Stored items
###
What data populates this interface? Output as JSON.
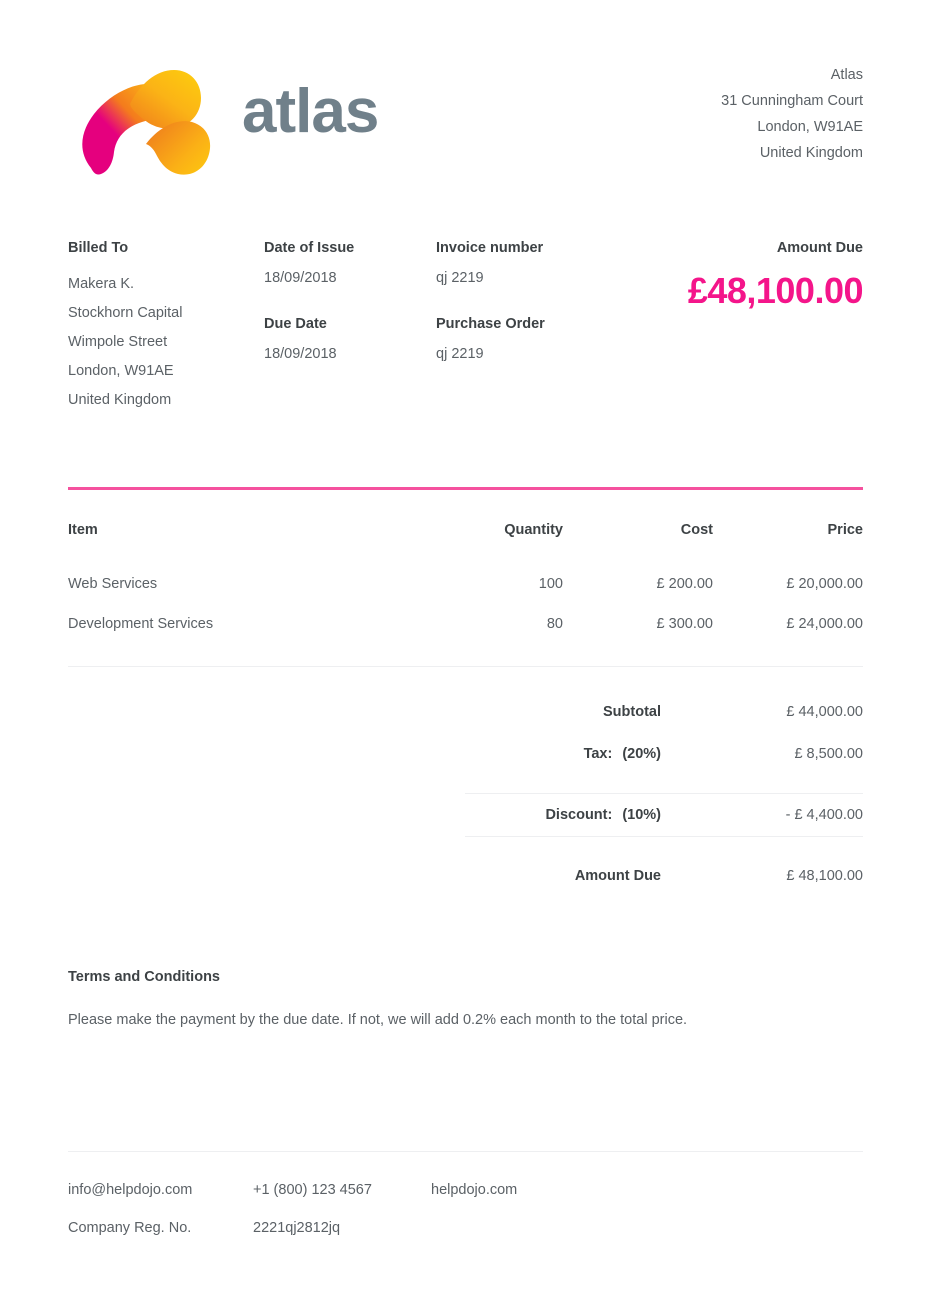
{
  "brand": {
    "wordmark": "atlas",
    "logo_icon": "atlas-swirl-logo",
    "colors": {
      "magenta": "#e5007e",
      "orange": "#f79a1e",
      "yellow": "#fdc513",
      "wordmark_gray": "#70808a",
      "accent_pink": "#f5519e",
      "amount_pink": "#f4158a"
    }
  },
  "company_address": {
    "name": "Atlas",
    "street": "31 Cunningham Court",
    "city": "London, W91AE",
    "country": "United Kingdom"
  },
  "billed_to": {
    "label": "Billed To",
    "name": "Makera K.",
    "company": "Stockhorn Capital",
    "street": "Wimpole Street",
    "city": "London, W91AE",
    "country": "United Kingdom"
  },
  "dates": {
    "issue_label": "Date of Issue",
    "issue_value": "18/09/2018",
    "due_label": "Due Date",
    "due_value": "18/09/2018"
  },
  "invoice": {
    "number_label": "Invoice number",
    "number_value": "qj 2219",
    "po_label": "Purchase Order",
    "po_value": "qj 2219"
  },
  "amount_due": {
    "label": "Amount Due",
    "value": "£48,100.00"
  },
  "table": {
    "headers": {
      "item": "Item",
      "quantity": "Quantity",
      "cost": "Cost",
      "price": "Price"
    },
    "rows": [
      {
        "item": "Web Services",
        "quantity": "100",
        "cost": "£ 200.00",
        "price": "£ 20,000.00"
      },
      {
        "item": "Development Services",
        "quantity": "80",
        "cost": "£ 300.00",
        "price": "£ 24,000.00"
      }
    ]
  },
  "totals": {
    "subtotal_label": "Subtotal",
    "subtotal_value": "£ 44,000.00",
    "tax_label": "Tax:",
    "tax_percent": "(20%)",
    "tax_value": "£ 8,500.00",
    "discount_label": "Discount:",
    "discount_percent": "(10%)",
    "discount_value": "- £ 4,400.00",
    "amount_due_label": "Amount Due",
    "amount_due_value": "£ 48,100.00"
  },
  "terms": {
    "title": "Terms and Conditions",
    "body": "Please make the payment by the due date. If not, we will add 0.2% each month to the total price."
  },
  "footer": {
    "email": "info@helpdojo.com",
    "phone": "+1 (800) 123 4567",
    "website": "helpdojo.com",
    "reg_label": "Company Reg. No.",
    "reg_value": "2221qj2812jq"
  }
}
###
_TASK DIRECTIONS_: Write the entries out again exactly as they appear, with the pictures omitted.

_TASK ANSWER_:
What data populates this interface? Output as JSON.
{
  "brand": {
    "wordmark": "atlas",
    "logo_icon": "atlas-swirl-logo",
    "colors": {
      "magenta": "#e5007e",
      "orange": "#f79a1e",
      "yellow": "#fdc513",
      "wordmark_gray": "#70808a",
      "accent_pink": "#f5519e",
      "amount_pink": "#f4158a"
    }
  },
  "company_address": {
    "name": "Atlas",
    "street": "31 Cunningham Court",
    "city": "London, W91AE",
    "country": "United Kingdom"
  },
  "billed_to": {
    "label": "Billed To",
    "name": "Makera K.",
    "company": "Stockhorn Capital",
    "street": "Wimpole Street",
    "city": "London, W91AE",
    "country": "United Kingdom"
  },
  "dates": {
    "issue_label": "Date of Issue",
    "issue_value": "18/09/2018",
    "due_label": "Due Date",
    "due_value": "18/09/2018"
  },
  "invoice": {
    "number_label": "Invoice number",
    "number_value": "qj 2219",
    "po_label": "Purchase Order",
    "po_value": "qj 2219"
  },
  "amount_due": {
    "label": "Amount Due",
    "value": "£48,100.00"
  },
  "table": {
    "headers": {
      "item": "Item",
      "quantity": "Quantity",
      "cost": "Cost",
      "price": "Price"
    },
    "rows": [
      {
        "item": "Web Services",
        "quantity": "100",
        "cost": "£ 200.00",
        "price": "£ 20,000.00"
      },
      {
        "item": "Development Services",
        "quantity": "80",
        "cost": "£ 300.00",
        "price": "£ 24,000.00"
      }
    ]
  },
  "totals": {
    "subtotal_label": "Subtotal",
    "subtotal_value": "£ 44,000.00",
    "tax_label": "Tax:",
    "tax_percent": "(20%)",
    "tax_value": "£ 8,500.00",
    "discount_label": "Discount:",
    "discount_percent": "(10%)",
    "discount_value": "- £ 4,400.00",
    "amount_due_label": "Amount Due",
    "amount_due_value": "£ 48,100.00"
  },
  "terms": {
    "title": "Terms and Conditions",
    "body": "Please make the payment by the due date. If not, we will add 0.2% each month to the total price."
  },
  "footer": {
    "email": "info@helpdojo.com",
    "phone": "+1 (800) 123 4567",
    "website": "helpdojo.com",
    "reg_label": "Company Reg. No.",
    "reg_value": "2221qj2812jq"
  }
}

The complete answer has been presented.